Seriously, if you're going to design a competition format primarily around what keeps casual audiences interested, then you're not going to meet the needs of the majority of competitors, and you're also not going to meet the needs of serious fans.
So the made-for-TV events should probably designed to appeal to casual audiences, and keep the championships designed to work best for the skaters and the internal values of the sport. What format is best for each is open to debate, so let's debate it.
The problem is that casual audiences tend to be most interested if an important championship is at stake. But important championships require that many skaters get to participate -- not all of them will be medalworthy, but they have to compete in order to sort out which ones are, this week. Important championships require measuring skills that are important to the skaters even if they're boring or invisible to casual audiences.
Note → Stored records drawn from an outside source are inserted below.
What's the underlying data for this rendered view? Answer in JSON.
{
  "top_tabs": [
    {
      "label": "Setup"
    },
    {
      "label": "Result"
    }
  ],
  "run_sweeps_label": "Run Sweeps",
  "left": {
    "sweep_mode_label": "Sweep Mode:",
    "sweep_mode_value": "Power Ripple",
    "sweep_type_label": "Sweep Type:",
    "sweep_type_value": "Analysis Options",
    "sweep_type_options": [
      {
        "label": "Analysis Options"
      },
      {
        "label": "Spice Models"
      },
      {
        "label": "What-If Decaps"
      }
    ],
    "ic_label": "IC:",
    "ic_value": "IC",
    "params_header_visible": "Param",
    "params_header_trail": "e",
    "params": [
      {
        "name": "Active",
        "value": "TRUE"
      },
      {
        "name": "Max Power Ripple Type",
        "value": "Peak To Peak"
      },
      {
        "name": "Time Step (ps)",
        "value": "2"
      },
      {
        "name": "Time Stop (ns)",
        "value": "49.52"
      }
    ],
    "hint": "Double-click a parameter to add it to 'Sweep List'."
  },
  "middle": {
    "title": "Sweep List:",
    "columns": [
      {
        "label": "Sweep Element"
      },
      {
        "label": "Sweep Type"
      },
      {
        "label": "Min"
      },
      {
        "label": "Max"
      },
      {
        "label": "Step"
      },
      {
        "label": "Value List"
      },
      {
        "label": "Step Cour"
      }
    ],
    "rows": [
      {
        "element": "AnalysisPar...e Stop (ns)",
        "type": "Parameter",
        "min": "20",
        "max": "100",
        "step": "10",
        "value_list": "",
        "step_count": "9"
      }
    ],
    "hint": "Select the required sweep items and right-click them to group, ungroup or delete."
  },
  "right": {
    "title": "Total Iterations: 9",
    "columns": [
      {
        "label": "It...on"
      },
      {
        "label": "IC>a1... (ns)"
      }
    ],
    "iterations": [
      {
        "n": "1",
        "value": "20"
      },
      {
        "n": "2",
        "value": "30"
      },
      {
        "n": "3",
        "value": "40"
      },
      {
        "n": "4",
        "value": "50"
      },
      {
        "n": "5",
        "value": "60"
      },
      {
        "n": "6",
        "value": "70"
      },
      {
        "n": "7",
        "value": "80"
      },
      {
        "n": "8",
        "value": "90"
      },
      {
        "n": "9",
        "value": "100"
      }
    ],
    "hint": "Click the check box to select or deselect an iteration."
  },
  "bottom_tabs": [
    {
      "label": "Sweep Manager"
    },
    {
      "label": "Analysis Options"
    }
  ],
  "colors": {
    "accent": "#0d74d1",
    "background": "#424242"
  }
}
Do important championships require more than one competition phase? Maybe, maybe not. Pair skating only ever had one phase up to the 1960s. In the US, juvenile competitions, and intermediate pairs, only have one phase. At higher levels, could the long programs be structured to measure everything important that's currently measured in short programs, and then some?